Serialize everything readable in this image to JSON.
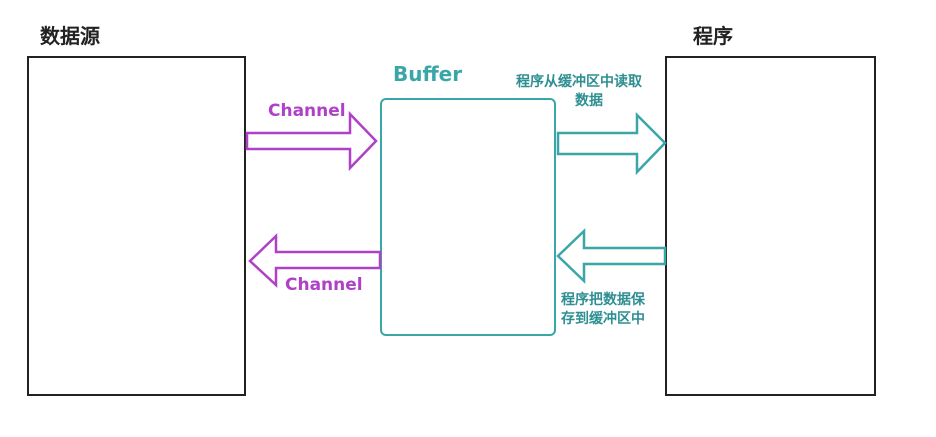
{
  "source": {
    "title": "数据源"
  },
  "program": {
    "title": "程序"
  },
  "buffer": {
    "title": "Buffer"
  },
  "channel_in": {
    "label": "Channel"
  },
  "channel_out": {
    "label": "Channel"
  },
  "read": {
    "line1": "程序从缓冲区中读取",
    "line2": "数据"
  },
  "write": {
    "line1": "程序把数据保",
    "line2": "存到缓冲区中"
  },
  "colors": {
    "channel": "#b040c8",
    "buffer": "#3aa6a8",
    "box_border": "#222222"
  }
}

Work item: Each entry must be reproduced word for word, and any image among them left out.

Your response:
Serialize everything readable in this image to JSON.
{
  "source": {
    "title": "数据源"
  },
  "program": {
    "title": "程序"
  },
  "buffer": {
    "title": "Buffer"
  },
  "channel_in": {
    "label": "Channel"
  },
  "channel_out": {
    "label": "Channel"
  },
  "read": {
    "line1": "程序从缓冲区中读取",
    "line2": "数据"
  },
  "write": {
    "line1": "程序把数据保",
    "line2": "存到缓冲区中"
  },
  "colors": {
    "channel": "#b040c8",
    "buffer": "#3aa6a8",
    "box_border": "#222222"
  }
}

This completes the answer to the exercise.